While exact numbers are difficult to find, we know that too many Americans lack good, comprehensive health insurance, and that far too many health insurance policies fail to provide coverage for infertility treatments.
The purpose of health insurance is to allow patients to get care when they are sick. Yet for some reason, too many insurance companies and the employers who purchase employee health insurance coverage feel they can exclude coverage for the disease of infertility.
I hear over and over again from my colleagues in the American Society for Reproductive Medicine (ASRM) how frustrating it is to see patients, diagnose their infertility, and recommend treatment, only then to discover that they don’t have insurance coverage. Some patients are able to save or borrow so they can afford their care; many, however, are forced to forgo care and give up their dreams of having children.
Changing the insurance landscape
Working with our colleagues around the country, ASRM has been pursuing laws in those states that will require insurance plans to include infertility coverage. This year alone, we already have strong efforts underway in Colorado, Washington, and California. In the last few years, New York, Delaware, and New Jersey have passed laws requiring coverage. But even now, only 17 states have any laws relating to infertility care coverage, and many are not sufficiently comprehensive to be helpful to patients.
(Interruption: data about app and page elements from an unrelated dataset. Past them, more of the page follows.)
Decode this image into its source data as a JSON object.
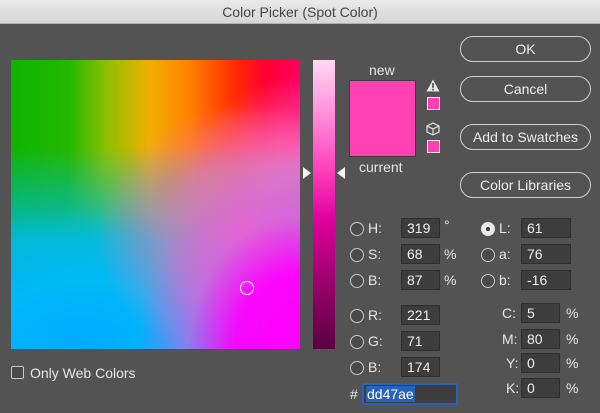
{
  "window": {
    "title": "Color Picker (Spot Color)"
  },
  "preview": {
    "new_label": "new",
    "current_label": "current",
    "new_color": "#ff40b2",
    "current_color": "#ff40b2"
  },
  "buttons": {
    "ok": "OK",
    "cancel": "Cancel",
    "add_to_swatches": "Add to Swatches",
    "color_libraries": "Color Libraries"
  },
  "hsb": {
    "h": {
      "label": "H:",
      "value": "319",
      "unit": "°"
    },
    "s": {
      "label": "S:",
      "value": "68",
      "unit": "%"
    },
    "b": {
      "label": "B:",
      "value": "87",
      "unit": "%"
    }
  },
  "rgb": {
    "r": {
      "label": "R:",
      "value": "221"
    },
    "g": {
      "label": "G:",
      "value": "71"
    },
    "b": {
      "label": "B:",
      "value": "174"
    }
  },
  "lab": {
    "l": {
      "label": "L:",
      "value": "61",
      "selected": true
    },
    "a": {
      "label": "a:",
      "value": "76"
    },
    "b": {
      "label": "b:",
      "value": "-16"
    }
  },
  "cmyk": {
    "c": {
      "label": "C:",
      "value": "5",
      "unit": "%"
    },
    "m": {
      "label": "M:",
      "value": "80",
      "unit": "%"
    },
    "y": {
      "label": "Y:",
      "value": "0",
      "unit": "%"
    },
    "k": {
      "label": "K:",
      "value": "0",
      "unit": "%"
    }
  },
  "hex": {
    "label": "#",
    "value": "dd47ae"
  },
  "only_web_colors": {
    "label": "Only Web Colors",
    "checked": false
  },
  "icons": {
    "gamut_warning": "warning-icon",
    "web_safe": "cube-icon"
  }
}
I urge everyone to join us in the effort to ensure that every American who needs fertility assistance has access to the first-class medical care ASRM members provide. Find out if your state has a law requiring coverage. If it does not, contact your state legislator and demand it. Even better, contact your member of Congress and ask that insurance discrimination against those with infertility be stopped. Together, we can make this happen.